*** Opening of Data to examine ***

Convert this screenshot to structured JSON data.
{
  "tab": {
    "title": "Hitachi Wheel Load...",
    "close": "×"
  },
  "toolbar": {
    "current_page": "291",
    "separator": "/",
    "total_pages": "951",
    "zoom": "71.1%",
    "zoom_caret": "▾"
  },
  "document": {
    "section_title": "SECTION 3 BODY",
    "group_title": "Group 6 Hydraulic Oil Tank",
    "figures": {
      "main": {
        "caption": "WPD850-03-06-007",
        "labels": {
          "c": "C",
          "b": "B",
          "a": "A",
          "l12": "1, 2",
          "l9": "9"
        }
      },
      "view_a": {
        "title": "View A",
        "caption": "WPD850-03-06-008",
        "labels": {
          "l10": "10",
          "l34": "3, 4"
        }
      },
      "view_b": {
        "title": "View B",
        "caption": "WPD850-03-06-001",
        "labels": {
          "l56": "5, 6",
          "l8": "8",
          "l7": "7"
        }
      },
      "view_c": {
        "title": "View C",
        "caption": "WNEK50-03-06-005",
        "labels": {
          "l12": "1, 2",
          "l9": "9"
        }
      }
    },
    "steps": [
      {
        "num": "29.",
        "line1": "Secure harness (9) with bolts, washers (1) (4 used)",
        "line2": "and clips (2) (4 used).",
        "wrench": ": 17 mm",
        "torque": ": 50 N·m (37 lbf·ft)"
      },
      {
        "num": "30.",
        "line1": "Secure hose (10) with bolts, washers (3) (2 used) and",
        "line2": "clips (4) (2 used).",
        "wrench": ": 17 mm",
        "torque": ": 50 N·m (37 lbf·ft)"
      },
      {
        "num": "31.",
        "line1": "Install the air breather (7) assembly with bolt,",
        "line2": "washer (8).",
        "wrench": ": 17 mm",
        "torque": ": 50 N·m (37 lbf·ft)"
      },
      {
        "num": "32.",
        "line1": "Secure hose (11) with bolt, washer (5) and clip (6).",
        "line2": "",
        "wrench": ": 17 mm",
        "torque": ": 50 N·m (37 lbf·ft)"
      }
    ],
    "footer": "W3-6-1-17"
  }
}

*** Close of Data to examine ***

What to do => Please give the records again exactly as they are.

Task solution =>
Convert this screenshot to structured JSON data.
{
  "tab": {
    "title": "Hitachi Wheel Load...",
    "close": "×"
  },
  "toolbar": {
    "current_page": "291",
    "separator": "/",
    "total_pages": "951",
    "zoom": "71.1%",
    "zoom_caret": "▾"
  },
  "document": {
    "section_title": "SECTION 3 BODY",
    "group_title": "Group 6 Hydraulic Oil Tank",
    "figures": {
      "main": {
        "caption": "WPD850-03-06-007",
        "labels": {
          "c": "C",
          "b": "B",
          "a": "A",
          "l12": "1, 2",
          "l9": "9"
        }
      },
      "view_a": {
        "title": "View A",
        "caption": "WPD850-03-06-008",
        "labels": {
          "l10": "10",
          "l34": "3, 4"
        }
      },
      "view_b": {
        "title": "View B",
        "caption": "WPD850-03-06-001",
        "labels": {
          "l56": "5, 6",
          "l8": "8",
          "l7": "7"
        }
      },
      "view_c": {
        "title": "View C",
        "caption": "WNEK50-03-06-005",
        "labels": {
          "l12": "1, 2",
          "l9": "9"
        }
      }
    },
    "steps": [
      {
        "num": "29.",
        "line1": "Secure harness (9) with bolts, washers (1) (4 used)",
        "line2": "and clips (2) (4 used).",
        "wrench": ": 17 mm",
        "torque": ": 50 N·m (37 lbf·ft)"
      },
      {
        "num": "30.",
        "line1": "Secure hose (10) with bolts, washers (3) (2 used) and",
        "line2": "clips (4) (2 used).",
        "wrench": ": 17 mm",
        "torque": ": 50 N·m (37 lbf·ft)"
      },
      {
        "num": "31.",
        "line1": "Install the air breather (7) assembly with bolt,",
        "line2": "washer (8).",
        "wrench": ": 17 mm",
        "torque": ": 50 N·m (37 lbf·ft)"
      },
      {
        "num": "32.",
        "line1": "Secure hose (11) with bolt, washer (5) and clip (6).",
        "line2": "",
        "wrench": ": 17 mm",
        "torque": ": 50 N·m (37 lbf·ft)"
      }
    ],
    "footer": "W3-6-1-17"
  }
}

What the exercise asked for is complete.